Directions: An exact copy of the records is required, minus the pictures they hold.

Supplied records:
'''

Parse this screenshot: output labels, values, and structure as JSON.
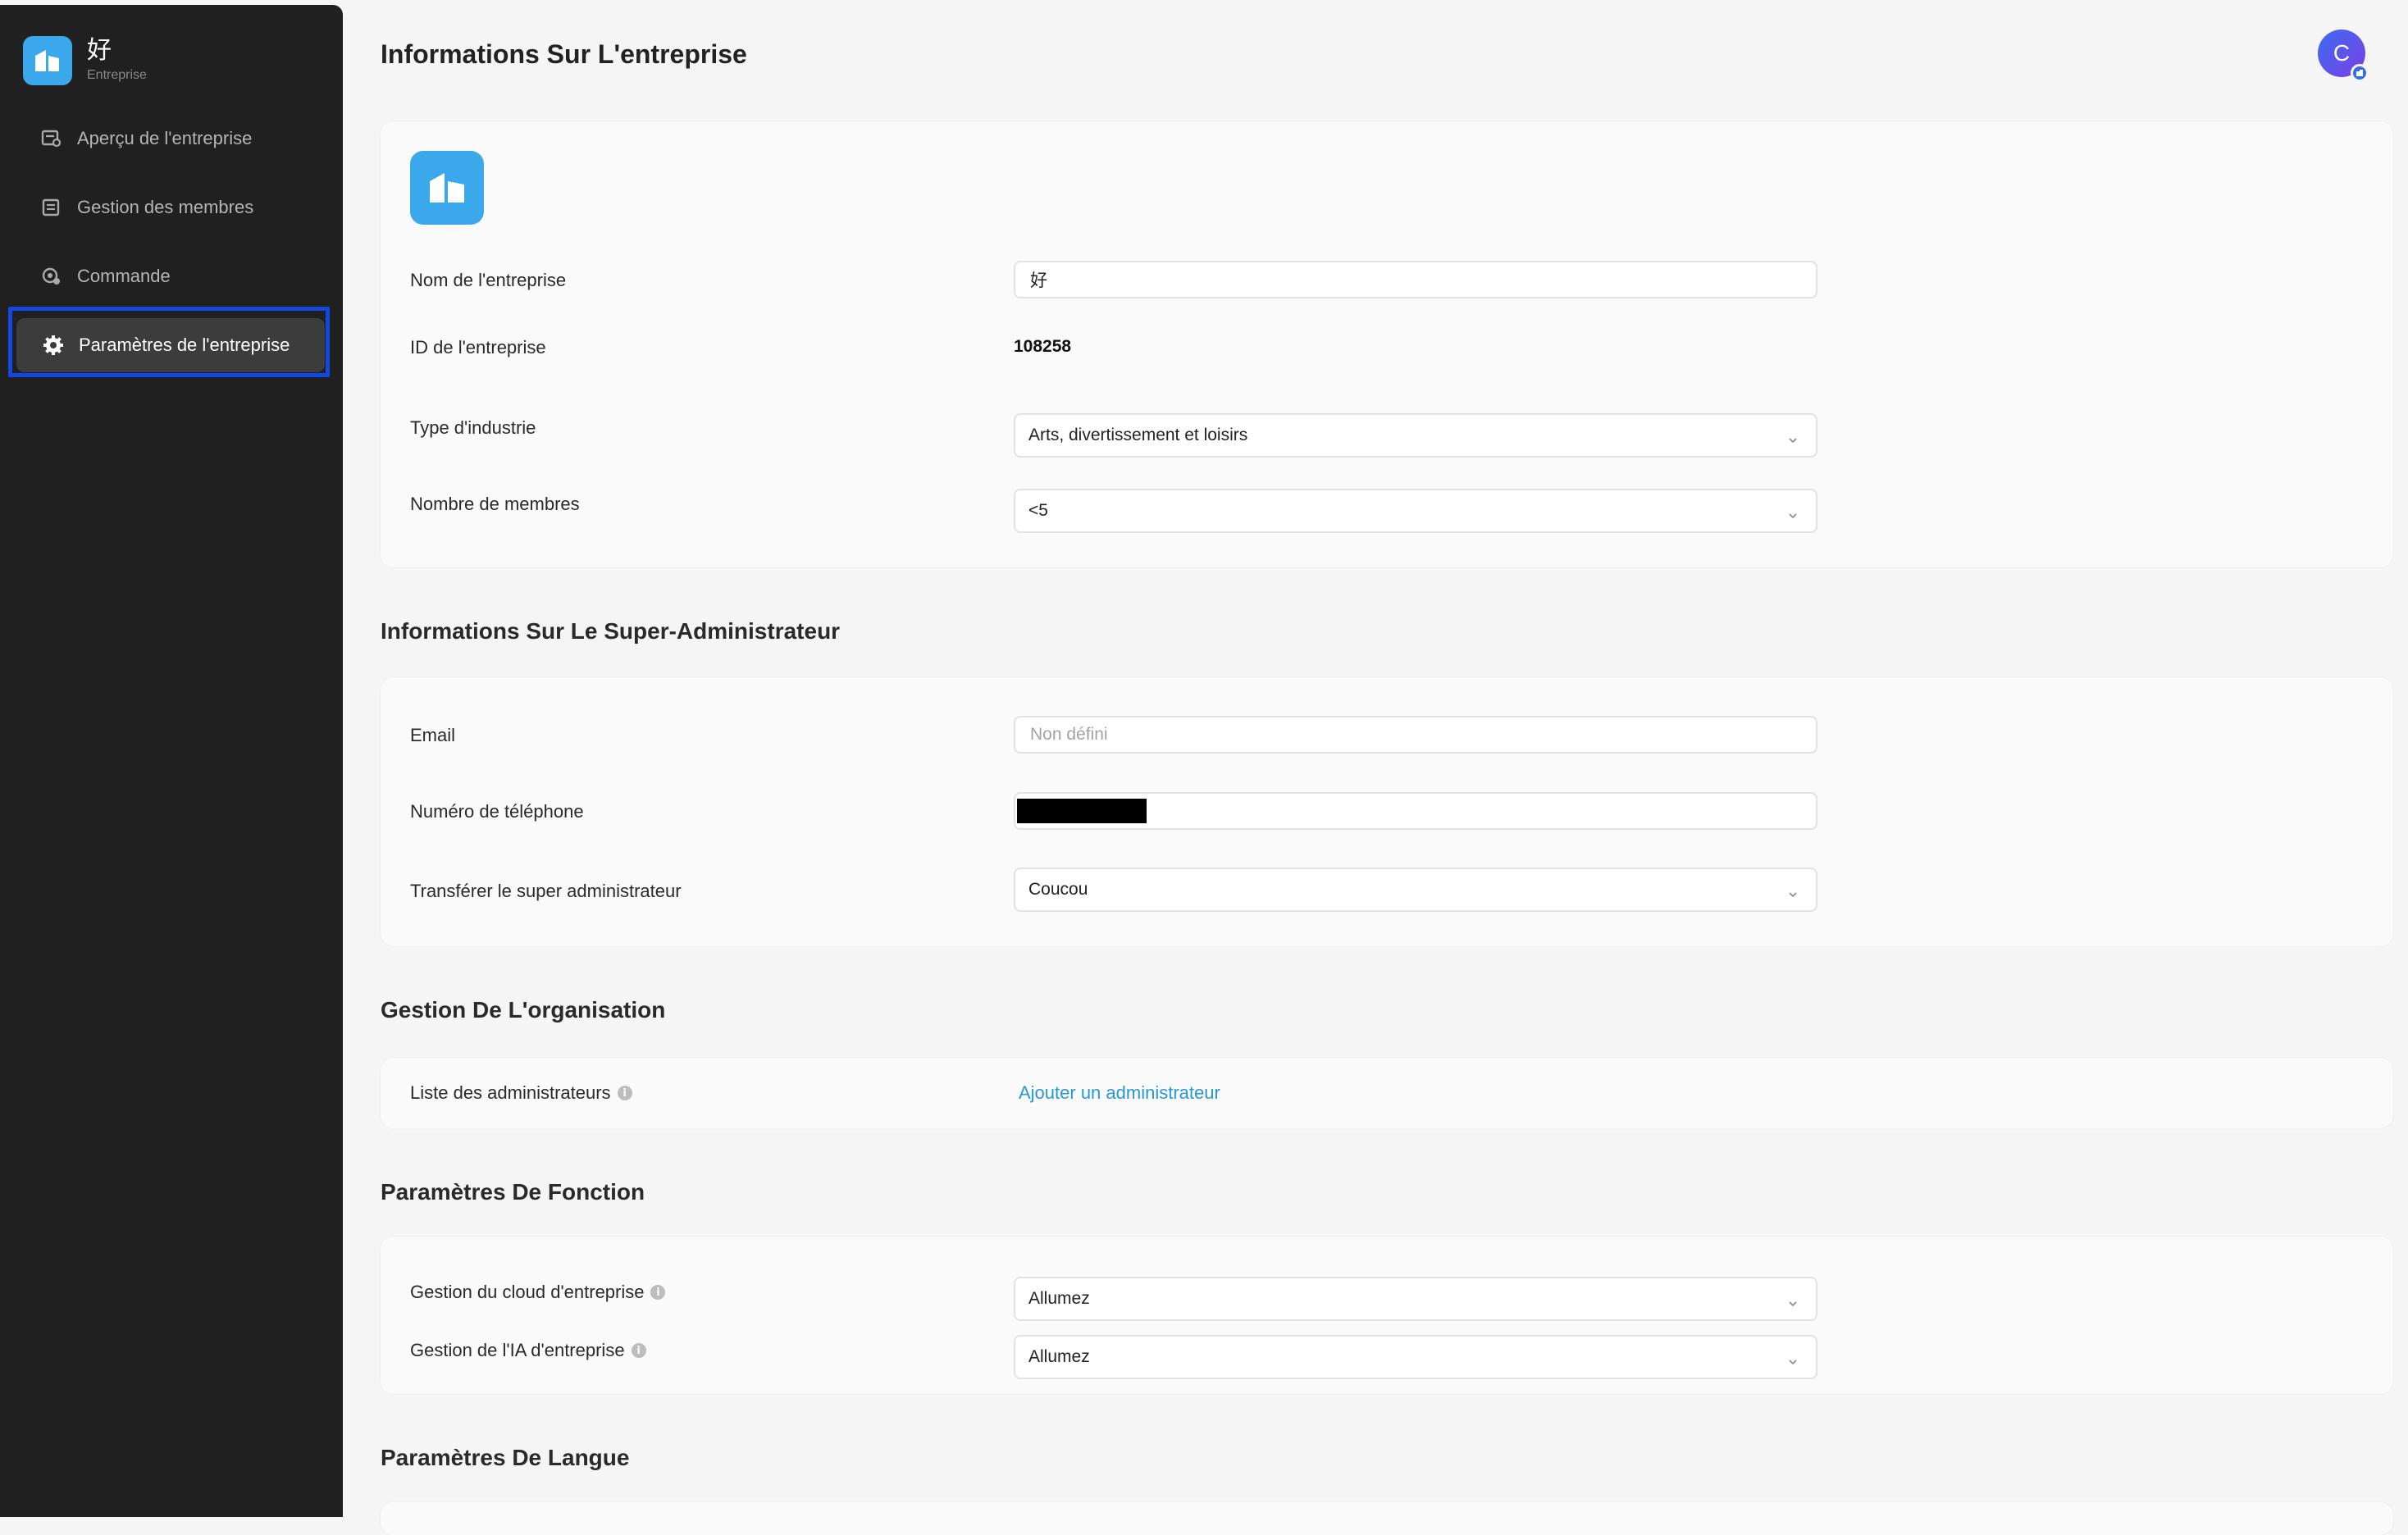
{
  "sidebar": {
    "brand": {
      "name": "好",
      "subtitle": "Entreprise"
    },
    "items": [
      {
        "label": "Aperçu de l'entreprise",
        "icon": "overview-icon",
        "active": false
      },
      {
        "label": "Gestion des membres",
        "icon": "members-icon",
        "active": false
      },
      {
        "label": "Commande",
        "icon": "order-icon",
        "active": false
      },
      {
        "label": "Paramètres de l'entreprise",
        "icon": "gear-icon",
        "active": true
      }
    ]
  },
  "header": {
    "title": "Informations Sur L'entreprise",
    "avatar_letter": "C"
  },
  "company": {
    "name_label": "Nom de l'entreprise",
    "name_value": "好",
    "id_label": "ID de l'entreprise",
    "id_value": "108258",
    "industry_label": "Type d'industrie",
    "industry_value": "Arts, divertissement et loisirs",
    "members_label": "Nombre de membres",
    "members_value": "<5"
  },
  "super_admin": {
    "title": "Informations Sur Le Super-Administrateur",
    "email_label": "Email",
    "email_placeholder": "Non défini",
    "phone_label": "Numéro de téléphone",
    "transfer_label": "Transférer le super administrateur",
    "transfer_value": "Coucou"
  },
  "organisation": {
    "title": "Gestion De L'organisation",
    "admins_label": "Liste des administrateurs",
    "add_admin_link": "Ajouter un administrateur"
  },
  "features": {
    "title": "Paramètres De Fonction",
    "cloud_label": "Gestion du cloud d'entreprise",
    "cloud_value": "Allumez",
    "ai_label": "Gestion de l'IA d'entreprise",
    "ai_value": "Allumez"
  },
  "language": {
    "title": "Paramètres De Langue"
  },
  "colors": {
    "sidebar_bg": "#202020",
    "accent": "#3aa8ea",
    "link": "#2a97d6",
    "highlight_border": "#1247e0"
  }
}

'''

Your solution:
Parse this screenshot: output labels, values, and structure as JSON.
{
  "sidebar": {
    "brand": {
      "name": "好",
      "subtitle": "Entreprise"
    },
    "items": [
      {
        "label": "Aperçu de l'entreprise",
        "icon": "overview-icon",
        "active": false
      },
      {
        "label": "Gestion des membres",
        "icon": "members-icon",
        "active": false
      },
      {
        "label": "Commande",
        "icon": "order-icon",
        "active": false
      },
      {
        "label": "Paramètres de l'entreprise",
        "icon": "gear-icon",
        "active": true
      }
    ]
  },
  "header": {
    "title": "Informations Sur L'entreprise",
    "avatar_letter": "C"
  },
  "company": {
    "name_label": "Nom de l'entreprise",
    "name_value": "好",
    "id_label": "ID de l'entreprise",
    "id_value": "108258",
    "industry_label": "Type d'industrie",
    "industry_value": "Arts, divertissement et loisirs",
    "members_label": "Nombre de membres",
    "members_value": "<5"
  },
  "super_admin": {
    "title": "Informations Sur Le Super-Administrateur",
    "email_label": "Email",
    "email_placeholder": "Non défini",
    "phone_label": "Numéro de téléphone",
    "transfer_label": "Transférer le super administrateur",
    "transfer_value": "Coucou"
  },
  "organisation": {
    "title": "Gestion De L'organisation",
    "admins_label": "Liste des administrateurs",
    "add_admin_link": "Ajouter un administrateur"
  },
  "features": {
    "title": "Paramètres De Fonction",
    "cloud_label": "Gestion du cloud d'entreprise",
    "cloud_value": "Allumez",
    "ai_label": "Gestion de l'IA d'entreprise",
    "ai_value": "Allumez"
  },
  "language": {
    "title": "Paramètres De Langue"
  },
  "colors": {
    "sidebar_bg": "#202020",
    "accent": "#3aa8ea",
    "link": "#2a97d6",
    "highlight_border": "#1247e0"
  }
}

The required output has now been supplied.